4. It is home to one of Europe’s largest historical centers. Genoa’s medieval center is a network of narrow, often cobblestoned, caruggi streets. It has palazzi that showcase a variety of architectural styles, heritage shops and restaurants. You’ll find well-preserved palaces with black and white striped stone facades at the Piazza San Matteo, which is anchored by a Gothic Church. These palaces were once part of the Doria clan.

5. You will find amazing historic restaurants and artisan shops. These charming spots were established between the 17th and the first two-thirds of the 20th century. They include antique pharmacies, stationers, bookstores, restaurants, and pastry shops. The Antica Farmacia di Santa Anna (1650), which offers herbal tea, creams, lotions, and fragrances that incorporate ancient formulas, is one of the oldest. Pietro Romanengo Fu Stefano, a confectioner, is also one of the oldest. You can enjoy the delicious sweets at the Pasticceria Liquoreria Marescotti from breakfast through aperitivo. Both Romanengo as well as Marescotti were created in 1780.

6. It is home to some of the best food in Italy. Genoa is the capital of Liguria. There’s plenty of seafood and pesto. But the city’s cuisine goes beyond that. Enjoy pansotti alla salsa noci, a stuffed pasta (usually with Swiss Chard and Ricotta), topped with walnut sauce, fish stews such as buridda or ciuppin, and capponmagro (an elaborate seafood and vegetable salad that is typically prepared at Christmas). There are also wonderful sweets like pandolce, frisceu (apple fritters), and gobeletti (“jam tartlets”), considered to be the oldest dessert in Genoa.

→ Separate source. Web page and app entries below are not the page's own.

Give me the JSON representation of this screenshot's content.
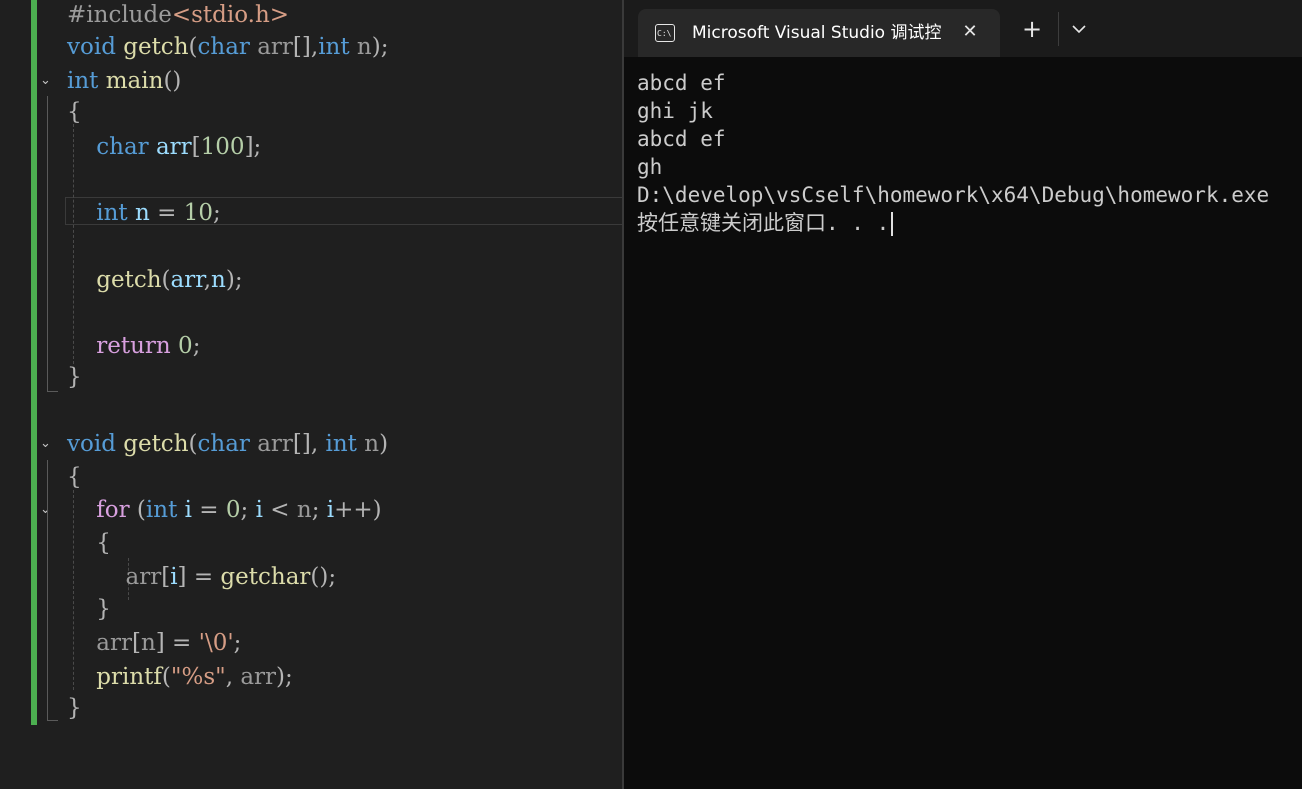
{
  "editor": {
    "lines": [
      [
        {
          "t": "#include",
          "c": "pp"
        },
        {
          "t": "<stdio.h>",
          "c": "str"
        }
      ],
      [
        {
          "t": "void",
          "c": "kw"
        },
        {
          "t": " ",
          "c": ""
        },
        {
          "t": "getch",
          "c": "fn"
        },
        {
          "t": "(",
          "c": "pun"
        },
        {
          "t": "char",
          "c": "kw"
        },
        {
          "t": " ",
          "c": ""
        },
        {
          "t": "arr",
          "c": "prm"
        },
        {
          "t": "[],",
          "c": "pun"
        },
        {
          "t": "int",
          "c": "kw"
        },
        {
          "t": " ",
          "c": ""
        },
        {
          "t": "n",
          "c": "prm"
        },
        {
          "t": ");",
          "c": "pun"
        }
      ],
      [
        {
          "t": "int",
          "c": "kw"
        },
        {
          "t": " ",
          "c": ""
        },
        {
          "t": "main",
          "c": "fn"
        },
        {
          "t": "()",
          "c": "pun"
        }
      ],
      [
        {
          "t": "{",
          "c": "pun"
        }
      ],
      [
        {
          "t": "    ",
          "c": ""
        },
        {
          "t": "char",
          "c": "kw"
        },
        {
          "t": " ",
          "c": ""
        },
        {
          "t": "arr",
          "c": "var"
        },
        {
          "t": "[",
          "c": "pun"
        },
        {
          "t": "100",
          "c": "num"
        },
        {
          "t": "];",
          "c": "pun"
        }
      ],
      [],
      [
        {
          "t": "    ",
          "c": ""
        },
        {
          "t": "int",
          "c": "kw"
        },
        {
          "t": " ",
          "c": ""
        },
        {
          "t": "n",
          "c": "var"
        },
        {
          "t": " = ",
          "c": "pun"
        },
        {
          "t": "10",
          "c": "num"
        },
        {
          "t": ";",
          "c": "pun"
        }
      ],
      [],
      [
        {
          "t": "    ",
          "c": ""
        },
        {
          "t": "getch",
          "c": "fn"
        },
        {
          "t": "(",
          "c": "pun"
        },
        {
          "t": "arr",
          "c": "var"
        },
        {
          "t": ",",
          "c": "pun"
        },
        {
          "t": "n",
          "c": "var"
        },
        {
          "t": ");",
          "c": "pun"
        }
      ],
      [],
      [
        {
          "t": "    ",
          "c": ""
        },
        {
          "t": "return",
          "c": "ctl"
        },
        {
          "t": " ",
          "c": ""
        },
        {
          "t": "0",
          "c": "num"
        },
        {
          "t": ";",
          "c": "pun"
        }
      ],
      [
        {
          "t": "}",
          "c": "pun"
        }
      ],
      [],
      [
        {
          "t": "void",
          "c": "kw"
        },
        {
          "t": " ",
          "c": ""
        },
        {
          "t": "getch",
          "c": "fn"
        },
        {
          "t": "(",
          "c": "pun"
        },
        {
          "t": "char",
          "c": "kw"
        },
        {
          "t": " ",
          "c": ""
        },
        {
          "t": "arr",
          "c": "prm"
        },
        {
          "t": "[], ",
          "c": "pun"
        },
        {
          "t": "int",
          "c": "kw"
        },
        {
          "t": " ",
          "c": ""
        },
        {
          "t": "n",
          "c": "prm"
        },
        {
          "t": ")",
          "c": "pun"
        }
      ],
      [
        {
          "t": "{",
          "c": "pun"
        }
      ],
      [
        {
          "t": "    ",
          "c": ""
        },
        {
          "t": "for",
          "c": "ctl"
        },
        {
          "t": " (",
          "c": "pun"
        },
        {
          "t": "int",
          "c": "kw"
        },
        {
          "t": " ",
          "c": ""
        },
        {
          "t": "i",
          "c": "var"
        },
        {
          "t": " = ",
          "c": "pun"
        },
        {
          "t": "0",
          "c": "num"
        },
        {
          "t": "; ",
          "c": "pun"
        },
        {
          "t": "i",
          "c": "var"
        },
        {
          "t": " < ",
          "c": "pun"
        },
        {
          "t": "n",
          "c": "prm"
        },
        {
          "t": "; ",
          "c": "pun"
        },
        {
          "t": "i",
          "c": "var"
        },
        {
          "t": "++)",
          "c": "pun"
        }
      ],
      [
        {
          "t": "    {",
          "c": "pun"
        }
      ],
      [
        {
          "t": "        ",
          "c": ""
        },
        {
          "t": "arr",
          "c": "prm"
        },
        {
          "t": "[",
          "c": "pun"
        },
        {
          "t": "i",
          "c": "var"
        },
        {
          "t": "] = ",
          "c": "pun"
        },
        {
          "t": "getchar",
          "c": "fn"
        },
        {
          "t": "();",
          "c": "pun"
        }
      ],
      [
        {
          "t": "    }",
          "c": "pun"
        }
      ],
      [
        {
          "t": "    ",
          "c": ""
        },
        {
          "t": "arr",
          "c": "prm"
        },
        {
          "t": "[",
          "c": "pun"
        },
        {
          "t": "n",
          "c": "prm"
        },
        {
          "t": "] = ",
          "c": "pun"
        },
        {
          "t": "'\\0'",
          "c": "str"
        },
        {
          "t": ";",
          "c": "pun"
        }
      ],
      [
        {
          "t": "    ",
          "c": ""
        },
        {
          "t": "printf",
          "c": "fn"
        },
        {
          "t": "(",
          "c": "pun"
        },
        {
          "t": "\"%s\"",
          "c": "str"
        },
        {
          "t": ", ",
          "c": "pun"
        },
        {
          "t": "arr",
          "c": "prm"
        },
        {
          "t": ");",
          "c": "pun"
        }
      ],
      [
        {
          "t": "}",
          "c": "pun"
        }
      ]
    ]
  },
  "terminal": {
    "tab_title": "Microsoft Visual Studio 调试控",
    "tab_icon": "console-icon",
    "close_icon": "close-icon",
    "new_tab_icon": "plus-icon",
    "dropdown_icon": "chevron-down-icon",
    "output": [
      "abcd ef",
      "ghi jk",
      "abcd ef",
      "gh",
      "D:\\develop\\vsCself\\homework\\x64\\Debug\\homework.exe",
      "按任意键关闭此窗口. . ."
    ]
  }
}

7. The street food (or take-out), is also great. There are many options: focaccia with different toppings like onions or cheese, and snacks made from chickpea flour, such as farinata, a pancake-like snack; panissa Fritta, fritters seasoned and spiced with herbs; cuculli, a fritter flavored and flavored with marjoram; and panissa Fritta. These and many other items can be found at the city’s friggitorie and sciamadde, which are small shops that offer local specialties for snacking on the go.

8. The neighborhoods. You don’t need to travel far to enjoy a more intimate experience at the seaside, even though Genoa’s port is industrialized. You will reach the Genoa neighborhood, Boccadasse after about an hour of walking along the Corso Italia. This charming fishing village is also within the city. Nervi is a further fishing village located 7 kilometers east of Genoa. It has a beautiful seafront and a promenade by the water (Passeggiata Annita Garibaldi). Nervi is also part of Genoa. There are several museums to be found there.

9. Modern and contemporary art can be enjoyed in historical settings. The Museum of Contemporary Art Villa Croce is housed in a stunning neoclassical Villa. It features works by Lucio Fontana and Piero Manzoni, as well as photography, design, and video. There are many art museums in Nervi’s Genoa quartiere. The Galleria d’Arte Moderna is located in the Villa Saluzzo Serra. It features contemporary art as well as art from the 1800s. The Frugone Collections Museum in Villa Grimaldi Fassio focuses exclusively on Belle Epoque-era artwork. Wolfsoniana, which houses everything from paintings, furniture, decorative items, and industrial design, focuses on the major design movements of late 19th century and early 20th century.